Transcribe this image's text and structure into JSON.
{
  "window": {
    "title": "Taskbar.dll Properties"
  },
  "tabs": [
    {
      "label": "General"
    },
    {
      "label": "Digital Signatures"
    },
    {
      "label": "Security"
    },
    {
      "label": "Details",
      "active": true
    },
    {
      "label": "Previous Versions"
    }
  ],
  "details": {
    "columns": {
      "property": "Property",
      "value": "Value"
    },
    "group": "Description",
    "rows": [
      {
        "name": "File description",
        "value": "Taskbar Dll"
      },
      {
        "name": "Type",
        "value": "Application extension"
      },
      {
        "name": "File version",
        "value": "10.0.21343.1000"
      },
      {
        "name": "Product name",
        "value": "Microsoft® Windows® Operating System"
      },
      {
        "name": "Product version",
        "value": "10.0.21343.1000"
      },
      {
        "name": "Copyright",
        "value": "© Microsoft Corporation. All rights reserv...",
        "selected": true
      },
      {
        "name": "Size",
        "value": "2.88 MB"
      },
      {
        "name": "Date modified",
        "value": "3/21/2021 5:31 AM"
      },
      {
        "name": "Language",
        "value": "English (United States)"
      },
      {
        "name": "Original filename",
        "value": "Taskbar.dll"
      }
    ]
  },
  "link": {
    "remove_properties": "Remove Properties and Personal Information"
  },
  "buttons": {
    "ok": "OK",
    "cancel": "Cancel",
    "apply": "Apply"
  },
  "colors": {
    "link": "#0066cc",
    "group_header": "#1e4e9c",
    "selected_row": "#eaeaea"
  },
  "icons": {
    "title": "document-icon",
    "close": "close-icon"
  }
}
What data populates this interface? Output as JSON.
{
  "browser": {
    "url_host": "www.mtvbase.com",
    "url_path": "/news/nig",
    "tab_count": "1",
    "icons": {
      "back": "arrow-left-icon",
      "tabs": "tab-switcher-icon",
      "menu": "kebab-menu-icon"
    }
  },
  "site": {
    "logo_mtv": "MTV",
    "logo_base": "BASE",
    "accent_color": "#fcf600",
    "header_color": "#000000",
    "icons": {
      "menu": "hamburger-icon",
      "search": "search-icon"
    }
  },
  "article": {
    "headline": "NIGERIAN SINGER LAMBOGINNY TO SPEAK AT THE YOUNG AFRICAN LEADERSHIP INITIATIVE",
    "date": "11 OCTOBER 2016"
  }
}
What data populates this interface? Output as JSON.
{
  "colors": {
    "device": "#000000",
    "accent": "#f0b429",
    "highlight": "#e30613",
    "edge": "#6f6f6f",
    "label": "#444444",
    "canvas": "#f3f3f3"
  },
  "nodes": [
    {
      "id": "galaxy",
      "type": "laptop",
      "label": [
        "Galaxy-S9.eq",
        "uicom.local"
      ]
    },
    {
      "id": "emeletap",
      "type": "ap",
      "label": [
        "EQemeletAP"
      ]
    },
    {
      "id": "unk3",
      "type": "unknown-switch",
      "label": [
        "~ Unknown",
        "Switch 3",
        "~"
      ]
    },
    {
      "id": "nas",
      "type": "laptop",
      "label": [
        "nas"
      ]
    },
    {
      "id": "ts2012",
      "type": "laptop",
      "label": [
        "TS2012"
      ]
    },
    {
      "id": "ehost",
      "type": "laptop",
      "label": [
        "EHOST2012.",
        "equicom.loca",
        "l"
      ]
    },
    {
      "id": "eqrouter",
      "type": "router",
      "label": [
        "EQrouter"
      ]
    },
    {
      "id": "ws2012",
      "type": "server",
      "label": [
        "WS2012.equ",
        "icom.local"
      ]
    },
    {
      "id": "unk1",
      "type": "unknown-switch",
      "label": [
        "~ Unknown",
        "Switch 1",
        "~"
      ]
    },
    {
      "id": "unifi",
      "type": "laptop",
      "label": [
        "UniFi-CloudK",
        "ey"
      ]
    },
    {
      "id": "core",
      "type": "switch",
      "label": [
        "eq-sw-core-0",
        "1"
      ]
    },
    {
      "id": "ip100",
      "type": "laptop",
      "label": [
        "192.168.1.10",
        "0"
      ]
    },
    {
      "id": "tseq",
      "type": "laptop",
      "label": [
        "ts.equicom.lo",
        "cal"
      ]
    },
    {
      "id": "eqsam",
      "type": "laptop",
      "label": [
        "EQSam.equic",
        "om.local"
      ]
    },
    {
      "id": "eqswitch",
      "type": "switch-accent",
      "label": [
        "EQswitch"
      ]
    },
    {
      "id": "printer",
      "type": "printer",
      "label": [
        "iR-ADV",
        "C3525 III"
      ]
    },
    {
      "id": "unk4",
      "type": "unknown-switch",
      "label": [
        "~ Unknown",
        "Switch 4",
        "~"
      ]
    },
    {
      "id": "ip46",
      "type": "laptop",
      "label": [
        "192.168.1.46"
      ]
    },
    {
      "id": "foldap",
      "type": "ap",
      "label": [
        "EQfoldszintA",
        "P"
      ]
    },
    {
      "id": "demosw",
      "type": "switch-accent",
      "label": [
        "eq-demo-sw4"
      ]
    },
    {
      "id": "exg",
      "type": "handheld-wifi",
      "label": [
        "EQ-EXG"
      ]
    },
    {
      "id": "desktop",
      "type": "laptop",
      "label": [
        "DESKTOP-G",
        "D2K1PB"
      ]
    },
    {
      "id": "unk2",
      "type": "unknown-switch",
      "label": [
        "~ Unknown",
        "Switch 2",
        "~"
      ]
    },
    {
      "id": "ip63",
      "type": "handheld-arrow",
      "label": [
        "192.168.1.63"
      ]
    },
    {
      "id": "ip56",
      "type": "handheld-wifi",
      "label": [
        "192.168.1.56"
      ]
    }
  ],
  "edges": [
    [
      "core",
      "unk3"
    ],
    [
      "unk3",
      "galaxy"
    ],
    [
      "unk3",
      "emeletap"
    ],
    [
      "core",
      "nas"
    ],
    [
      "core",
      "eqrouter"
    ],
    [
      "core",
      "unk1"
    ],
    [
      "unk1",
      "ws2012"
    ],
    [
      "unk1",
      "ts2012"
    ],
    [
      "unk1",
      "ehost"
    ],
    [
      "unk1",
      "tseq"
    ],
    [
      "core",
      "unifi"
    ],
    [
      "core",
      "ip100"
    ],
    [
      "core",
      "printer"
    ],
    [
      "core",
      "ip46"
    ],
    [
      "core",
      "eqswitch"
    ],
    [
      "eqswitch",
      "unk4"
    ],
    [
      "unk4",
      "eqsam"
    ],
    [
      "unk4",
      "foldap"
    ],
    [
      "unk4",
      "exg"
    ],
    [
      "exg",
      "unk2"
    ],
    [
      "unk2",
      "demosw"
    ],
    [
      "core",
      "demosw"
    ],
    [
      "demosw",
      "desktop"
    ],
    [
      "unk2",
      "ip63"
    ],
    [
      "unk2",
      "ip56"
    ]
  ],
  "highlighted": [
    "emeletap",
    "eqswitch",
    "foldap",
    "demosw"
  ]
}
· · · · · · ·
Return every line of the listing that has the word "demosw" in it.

(Solution to this exercise)
      "id": "demosw",
      "demosw"
      "demosw"
      "demosw",
    "demosw"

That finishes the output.